Every time you share a file via email, access CRM or ERP services, use machine learning, artificial intelligence (AI), big data, virtual desktops or any other form of collaboration services, you are continuously being routed to and fro from data centres. In an era where physical storage facilities have gone obsolete and it is important for everyone to understand what is going on in the world of data centres? Here is a quick run-down on innovations in data centre technology.
The last decade has spared no industry from the term cloud computing. This technology is built fundamentally on a data centre facility that hosts data, through service providers like Amazon Web Services (AWS), IBM Cloud and Microsoft (Azure).
The cloud computing world has seen significant developments and innovations. In traditional processing, all the data collected must reach the network core, where the central server is located. This journey is not instant; it takes time, resulting in latency and slowing the access to data. This data can be of any type — video, content, applications, quantitative data, etc. Edge computing came into existence to overcome this access delay with frequently visited data.
Edge computing functions just as it sounds: instead of frequently visited data travelling back and forth from the core or the central server, such data is stored and processed at the edge of the network, thereby decreasing the density at the core and uniformly distributing it. This mode of computing leads to increased speed and responsiveness in accessing data.
Software-defined data centres
Software-defined infrastructure has gained quite some traction in recent years. In this mode, servers and data containers are virtualized through software, which is then bundled and sold as a service. Installation and management of these virtual servers become easy and is done by the client directly. The use of virtual servers ensures security and privacy and boosts data efficiency. It is also easy to scale the software according to the client’s needs and requirements, making it flexible and easy to relocate.

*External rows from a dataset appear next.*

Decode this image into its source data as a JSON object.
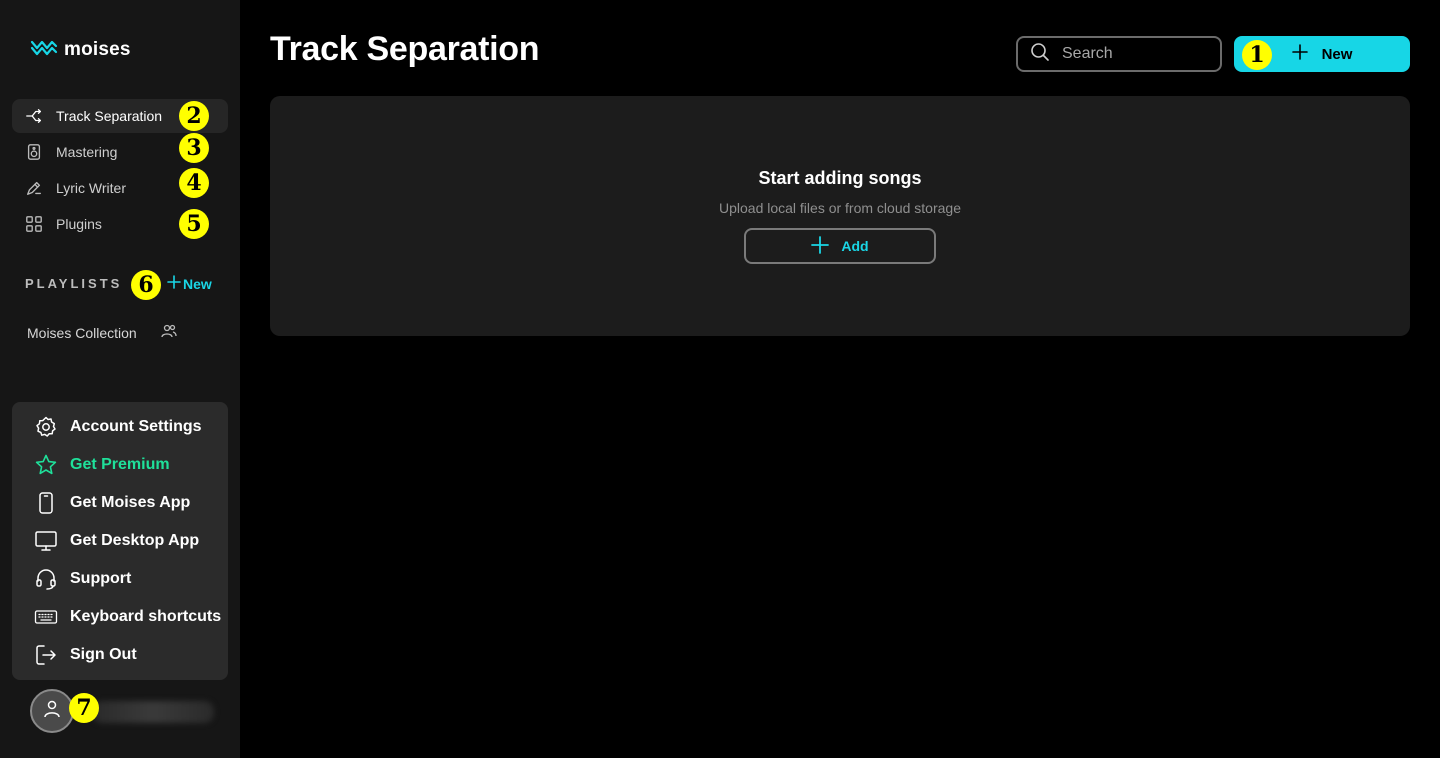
{
  "brand": {
    "name": "moises",
    "accent": "#17d6e6",
    "premium_color": "#1fe09a",
    "badge_color": "#ffff00"
  },
  "sidebar": {
    "items": [
      {
        "label": "Track Separation",
        "icon": "split-arrows-icon",
        "active": true
      },
      {
        "label": "Mastering",
        "icon": "speaker-icon"
      },
      {
        "label": "Lyric Writer",
        "icon": "pen-icon"
      },
      {
        "label": "Plugins",
        "icon": "grid-icon"
      }
    ],
    "playlists": {
      "header": "PLAYLISTS",
      "new_label": "New",
      "items": [
        {
          "label": "Moises Collection",
          "icon": "people-icon"
        }
      ]
    }
  },
  "account_menu": {
    "items": [
      {
        "label": "Account Settings",
        "icon": "gear-icon"
      },
      {
        "label": "Get Premium",
        "icon": "star-icon"
      },
      {
        "label": "Get Moises App",
        "icon": "phone-icon"
      },
      {
        "label": "Get Desktop App",
        "icon": "monitor-icon"
      },
      {
        "label": "Support",
        "icon": "headset-icon"
      },
      {
        "label": "Keyboard shortcuts",
        "icon": "keyboard-icon"
      },
      {
        "label": "Sign Out",
        "icon": "sign-out-icon"
      }
    ]
  },
  "header": {
    "title": "Track Separation",
    "search_placeholder": "Search",
    "new_button": "New"
  },
  "empty_state": {
    "title": "Start adding songs",
    "subtitle": "Upload local files or from cloud storage",
    "add_button": "Add"
  },
  "annotations": [
    "1",
    "2",
    "3",
    "4",
    "5",
    "6",
    "7"
  ]
}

Appropriate for small to medium-sized companies, colocation means renting out space and processing power from a third-party data centre. Private data centres are seeing increased costs of maintenance and installation, and do not offer much flexibility. Modern data centres provide more than just a repository for storing and tallying data: they provide every digital data service imaginable, from managing tools to business intelligence software and 24×7 remote hands-on technical support.

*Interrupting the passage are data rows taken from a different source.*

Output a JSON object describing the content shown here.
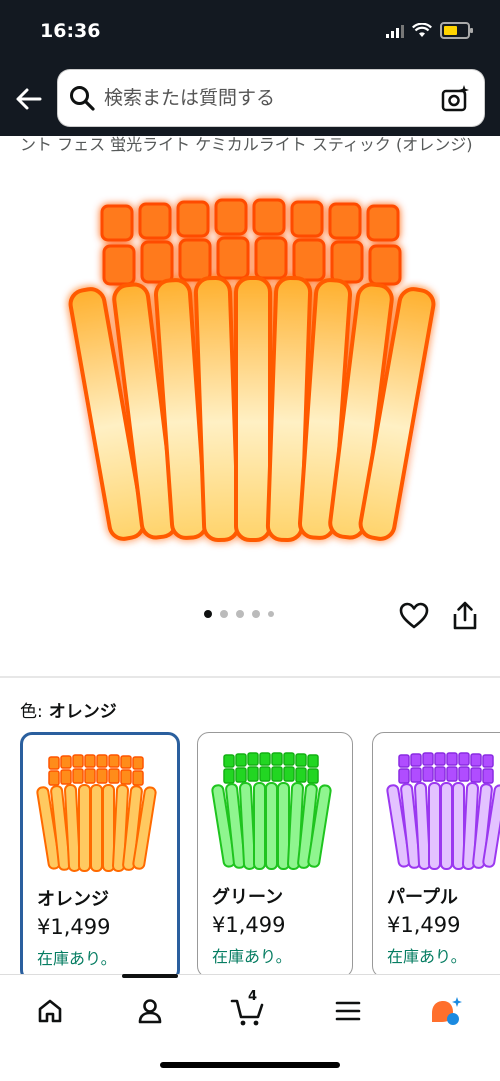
{
  "status": {
    "time": "16:36"
  },
  "search": {
    "placeholder": "検索または質問する"
  },
  "product": {
    "title_snippet": "ント フェス 蛍光ライト ケミカルライト スティック (オレンジ)",
    "image_count": 5,
    "active_image_index": 0
  },
  "variation": {
    "label": "色:",
    "selected": "オレンジ",
    "options": [
      {
        "name": "オレンジ",
        "price": "¥1,499",
        "stock": "在庫あり。",
        "color": "#ff8c1a"
      },
      {
        "name": "グリーン",
        "price": "¥1,499",
        "stock": "在庫あり。",
        "color": "#2ee32e"
      },
      {
        "name": "パープル",
        "price": "¥1,499",
        "stock": "在庫あり。",
        "color": "#b14bff"
      }
    ]
  },
  "nav": {
    "items": [
      "home-icon",
      "account-icon",
      "cart-icon",
      "menu-icon",
      "rufus-icon"
    ],
    "cart_count": "4"
  },
  "colors": {
    "header_bg": "#131921",
    "stock_green": "#067d62",
    "selected_border": "#2a5f9e"
  }
}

Effective cooling systems
With the increase in processing power and data handling, energy consumption in data centres has also increased multiple-fold. One consequence has been the overheating of routers, switches, servers, etc. Overheating of these high-performing units is, of course, not desirable. Various solutions are being deployed in massive data centres to overcome this hurdle. AI applications that dynamically monitor performance and heat release continuously regulate the environment to maintain optimal temperatures. Liquid cooling technology is a field seeing exciting advances in research, as air cooling systems are no longer adequate.
Innovations in storage technology
With the consistent rise in the rollout of 5G and Internet of Things (IoT) products, more data than ever is being produced. The costs of Solid State Devices and Hard Drive Disks (HDDs) are falling; these forms are still in widespread use, but there is a widely felt need for more storage technology.
The 5D memory crystals field is also seeing hectic innovation. Here, minute discs much smaller than a CD or a Blu-ray disc are encoded with data. These disks can store up to 128 GB of data.
As data centre technology goes through continuous innovation and consistent growth, talent acquisition remains a significant crisis. Professionals still involved in the data centre domain are old and experienced, while there is a shortage of new skilled professionals. Once experienced professionals phase out of the industry, filling knowledge gaps will become a challenge. Enterprises must embark on large-scale, high-speed hiring and training of young trainees and professionals to meet demand and keep the momentum going.